Florida’s tourism industry is humming along quite nicely. An interim report released Monday indicates Visit Florida should meet a goal of 100 million annual visitors in 2015. A report commissioned by the public-private partnership for tourism marketing indicate that the industry hosted a record number of visitors in the first quarter of this year and preliminary second quarter numbers are up compared to a year ago.
“There is no question the tourism industry in the state of Florida has a tremendous amount of momentum. We’re coming off of three consecutive record years of visitation and the first half of 2014 looks like it’s going to continue to be a very strong year for Florida tourism,” said Will Seccombe, the CEO for Visit Florida.
About 94.7 million visitors came to Florida in 2013, which represented an increase of 3.5 percent. Seccombe said first quarter numbers for 2014 showed a 2 percent increase in visitors and for the first six months of the year hotel room reservations are up over 10 percent.
Seccombe attributes the steady increase to increased funding by the state and industry that enabled Visit Florida to broaden its marketing footprint beyond traditional markets. In recent years Visit Florida launched campaigns out west in cities likes Houston and Dallas, significantly increased advertising in international markets and targeted families not “tethered to the traditional school calendar.”
“I can tell you that with the best tourism product in the world, the fact that we have the ability to market and be more aggressive in marketing on a year-round basis sets us up well,” said Seccombe.
Officials estimate that more than 1.1 million Floridians are employed within the tourism and hospitality industry. Economists calculate that every 85 tourists support or create a job and about 23 percent of sales tax collections are paid by tourists.
In the current fiscal year the state appropriated $74 million of Visit Florida’s 212 million budget. The public-private partnership paid TaxWatch $50,000 for an interim report on a goal of drawing 100 million visitors to the Sunshine State in 2015.
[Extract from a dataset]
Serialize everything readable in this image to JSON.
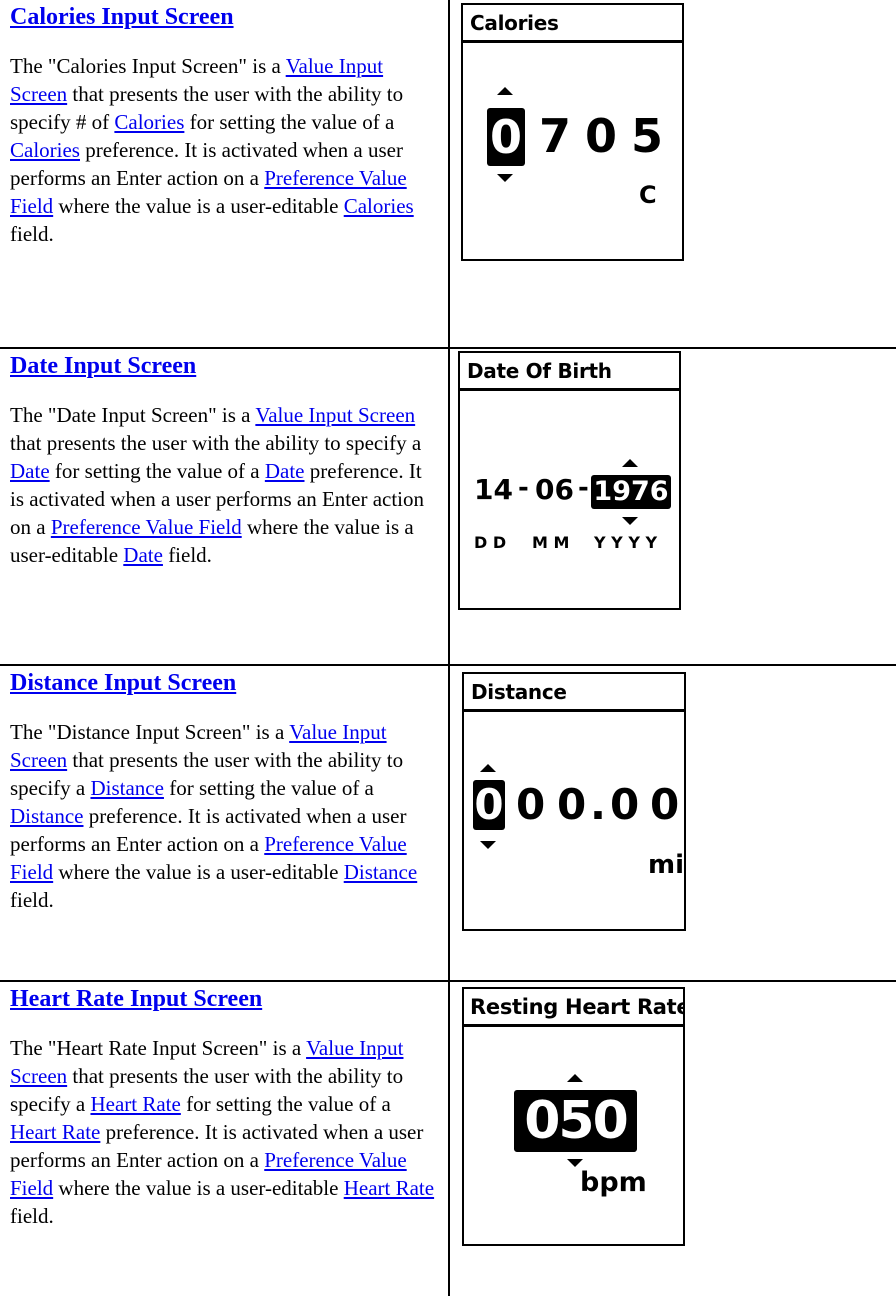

The report found that since the beginning of 2013, Florida has added 38,000 tourism-related jobs and another 37,000 non-tourism jobs due to the increased number of visitors to the state